While some families are putting helmets and knee pads on their children in order to ride a bicycle, others are installing trampolines in the backyard. Here are some ways new space age materials can intensify the thrill we used to get from an old-fashioned rope swing. As a mother, I would not personally recommend any of the following activities, but boy, are they fun to watch!
Zip lines, sometimes referred to as flying foxes, consist of a pulley mounted on a cable suspended between two points. The rider holds on to the pulley (or in some cases, a harness is attached) and slides between the two points, usually by the force of gravity. In my backyard, we use a zip line to attach the dog's chain, giving her more room to roam (the dog is, of course, on the ground). In some remote areas of the world, people use zip lines for transportation or shipping. Others make money from tourists, such as the mile-and-a-half zip line in Sun City, South Africa, which resembles tethered hang gliding. Image by Flickr user Travis Jon Allison.
Some who've tried the professional zip line installations can't wait to recreate the idea at home for their continued use. You'll want to scale things down a bit for your backyard. Here's how to install your own zip line. You should be able to build an industrial-grade apparatus with brakes for about $300. You can even go online to design your zip lineto meet the specifications of your backyard (incline, trees, etc).
Water blobbing involves catapulting one swimmer into a lake or pond by another swimmer jumping onto a partially-inflated balloon. The activity came home from the military, after sailors found they could bounce into the water off flexible floating fuel tanks that were towed by ships. Blobbing became popular at summer camps. Image by Flickr user wka.
Here's the short course on how to blob. The equipment costs run from hundreds of dollarsto thousands of dollars. Liability insurance is not included.

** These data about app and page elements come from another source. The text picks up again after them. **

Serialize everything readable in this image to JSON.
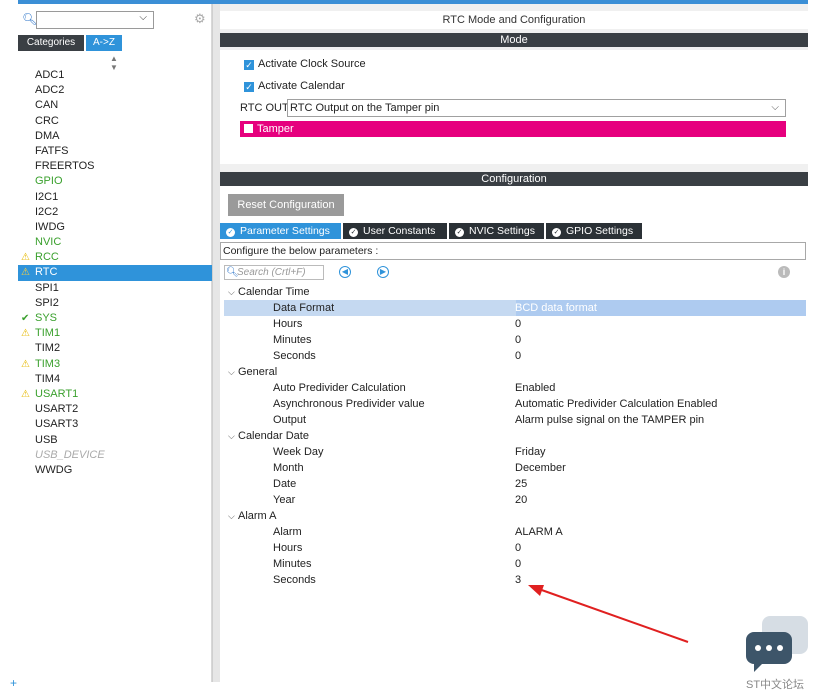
{
  "sidebar": {
    "tabs": {
      "categories": "Categories",
      "az": "A->Z"
    },
    "peripherals": [
      {
        "label": "ADC1",
        "state": "normal"
      },
      {
        "label": "ADC2",
        "state": "normal"
      },
      {
        "label": "CAN",
        "state": "normal"
      },
      {
        "label": "CRC",
        "state": "normal"
      },
      {
        "label": "DMA",
        "state": "normal"
      },
      {
        "label": "FATFS",
        "state": "normal"
      },
      {
        "label": "FREERTOS",
        "state": "normal"
      },
      {
        "label": "GPIO",
        "state": "green"
      },
      {
        "label": "I2C1",
        "state": "normal"
      },
      {
        "label": "I2C2",
        "state": "normal"
      },
      {
        "label": "IWDG",
        "state": "normal"
      },
      {
        "label": "NVIC",
        "state": "green"
      },
      {
        "label": "RCC",
        "state": "warn"
      },
      {
        "label": "RTC",
        "state": "selected-warn"
      },
      {
        "label": "SPI1",
        "state": "normal"
      },
      {
        "label": "SPI2",
        "state": "normal"
      },
      {
        "label": "SYS",
        "state": "ok"
      },
      {
        "label": "TIM1",
        "state": "warn"
      },
      {
        "label": "TIM2",
        "state": "normal"
      },
      {
        "label": "TIM3",
        "state": "warn"
      },
      {
        "label": "TIM4",
        "state": "normal"
      },
      {
        "label": "USART1",
        "state": "warn"
      },
      {
        "label": "USART2",
        "state": "normal"
      },
      {
        "label": "USART3",
        "state": "normal"
      },
      {
        "label": "USB",
        "state": "normal"
      },
      {
        "label": "USB_DEVICE",
        "state": "disabled"
      },
      {
        "label": "WWDG",
        "state": "normal"
      }
    ]
  },
  "main": {
    "title": "RTC Mode and Configuration",
    "mode_header": "Mode",
    "activate_clock_source": "Activate Clock Source",
    "activate_calendar": "Activate Calendar",
    "rtc_out_label": "RTC OUT",
    "rtc_out_value": "RTC Output on the Tamper pin",
    "tamper_label": "Tamper",
    "config_header": "Configuration",
    "reset_button": "Reset Configuration",
    "tabs": [
      "Parameter Settings",
      "User Constants",
      "NVIC Settings",
      "GPIO Settings"
    ],
    "config_note": "Configure the below parameters :",
    "search_placeholder": "Search (Crtl+F)",
    "groups": [
      {
        "name": "Calendar Time",
        "params": [
          {
            "name": "Data Format",
            "value": "BCD data format"
          },
          {
            "name": "Hours",
            "value": "0"
          },
          {
            "name": "Minutes",
            "value": "0"
          },
          {
            "name": "Seconds",
            "value": "0"
          }
        ]
      },
      {
        "name": "General",
        "params": [
          {
            "name": "Auto Predivider Calculation",
            "value": "Enabled"
          },
          {
            "name": "Asynchronous Predivider value",
            "value": "Automatic Predivider Calculation Enabled"
          },
          {
            "name": "Output",
            "value": "Alarm pulse signal on the TAMPER pin"
          }
        ]
      },
      {
        "name": "Calendar Date",
        "params": [
          {
            "name": "Week Day",
            "value": "Friday"
          },
          {
            "name": "Month",
            "value": "December"
          },
          {
            "name": "Date",
            "value": "25"
          },
          {
            "name": "Year",
            "value": "20"
          }
        ]
      },
      {
        "name": "Alarm A",
        "params": [
          {
            "name": "Alarm",
            "value": "ALARM A"
          },
          {
            "name": "Hours",
            "value": "0"
          },
          {
            "name": "Minutes",
            "value": "0"
          },
          {
            "name": "Seconds",
            "value": "3"
          }
        ]
      }
    ]
  },
  "watermark": {
    "text": "ST中文论坛"
  },
  "colors": {
    "accent": "#2f93da",
    "tamper": "#e6007e",
    "header_dark": "#3a3f44",
    "arrow": "#e02020"
  }
}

The strong but flexible cord used in bungee jumping has spawned other thrills, such as the human sling shot thrill ride you see at various amusement parks. This videogives you an idea of how it works. But why limit such danger to professional amusement parks? The Pope family in Utah built an enormous human slingshot in their backyard.

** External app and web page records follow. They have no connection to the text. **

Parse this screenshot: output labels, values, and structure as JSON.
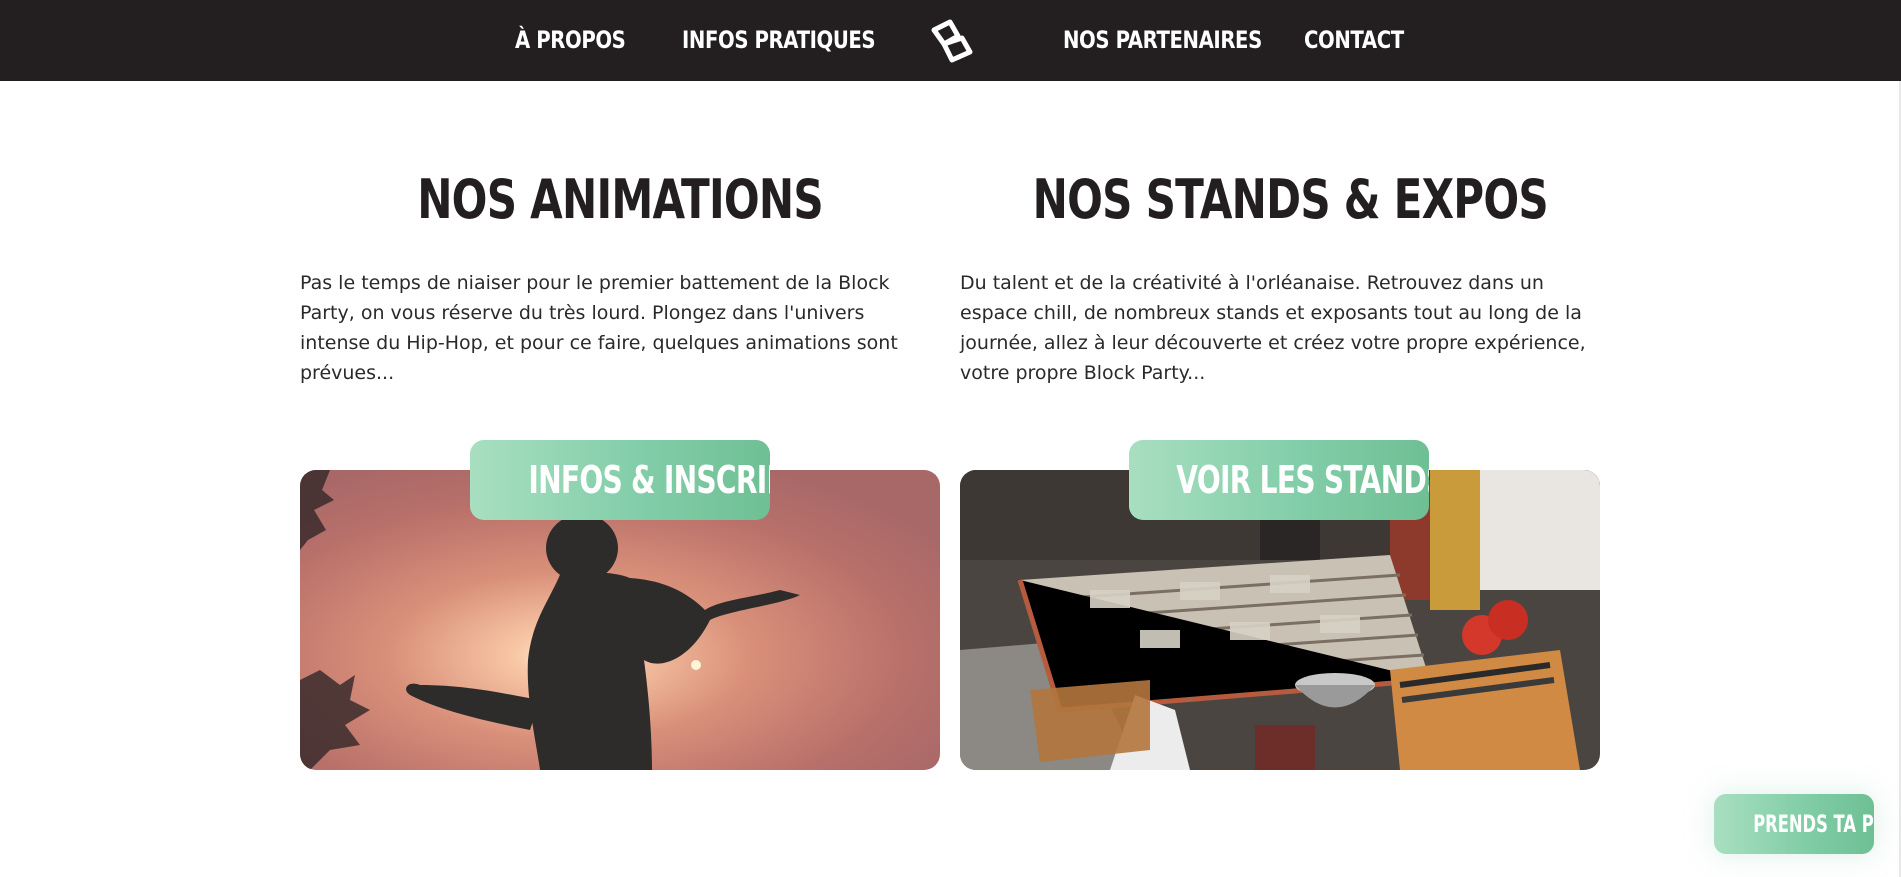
{
  "nav": {
    "items": [
      {
        "label": "À PROPOS"
      },
      {
        "label": "INFOS PRATIQUES"
      },
      {
        "label": "NOS PARTENAIRES"
      },
      {
        "label": "CONTACT"
      }
    ],
    "logo_icon": "block-party-logo-icon"
  },
  "sections": [
    {
      "title": "NOS ANIMATIONS",
      "text": "Pas le temps de niaiser pour le premier battement de la Block Party, on vous réserve du très lourd. Plongez dans l'univers intense du Hip-Hop, et pour ce faire, quelques animations sont prévues...",
      "button": "INFOS & INSCRIPTION",
      "image_icon": "dancer-silhouette-photo"
    },
    {
      "title": "NOS STANDS & EXPOS",
      "text": "Du talent et de la créativité à l'orléanaise. Retrouvez dans un espace chill, de nombreux stands et exposants tout au long de la journée, allez à leur découverte et créez votre propre expérience, votre propre Block Party...",
      "button": "VOIR LES STANDS",
      "image_icon": "record-stand-photo"
    }
  ],
  "cta": {
    "label": "PRENDS TA PLACE"
  },
  "colors": {
    "nav_bg": "#231f20",
    "accent_green": "#83ceaa",
    "heading": "#231f20"
  }
}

It suddenly became a very good thing to be a friend or family member-if you wanted to experience a cheap but memorable thrill.

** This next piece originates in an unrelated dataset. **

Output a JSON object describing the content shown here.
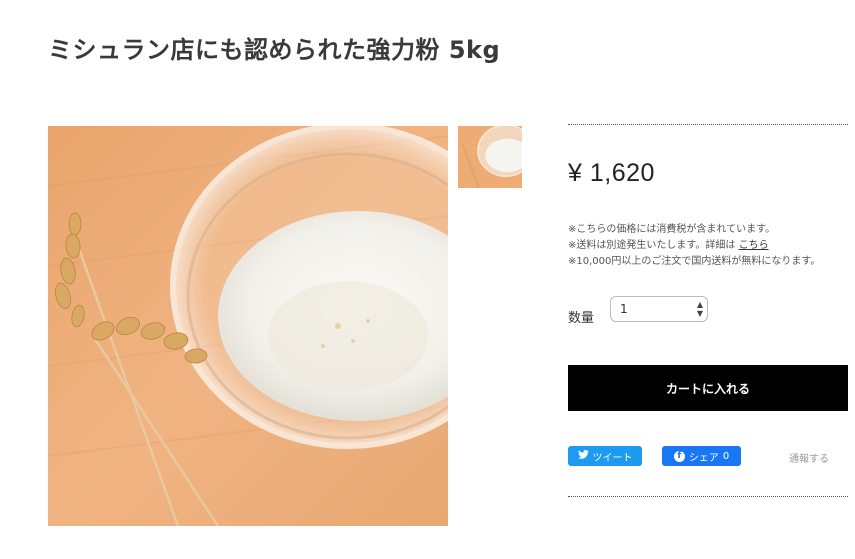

Word got around, and finally the Travel Channeldecided to look into this backyard slingshot.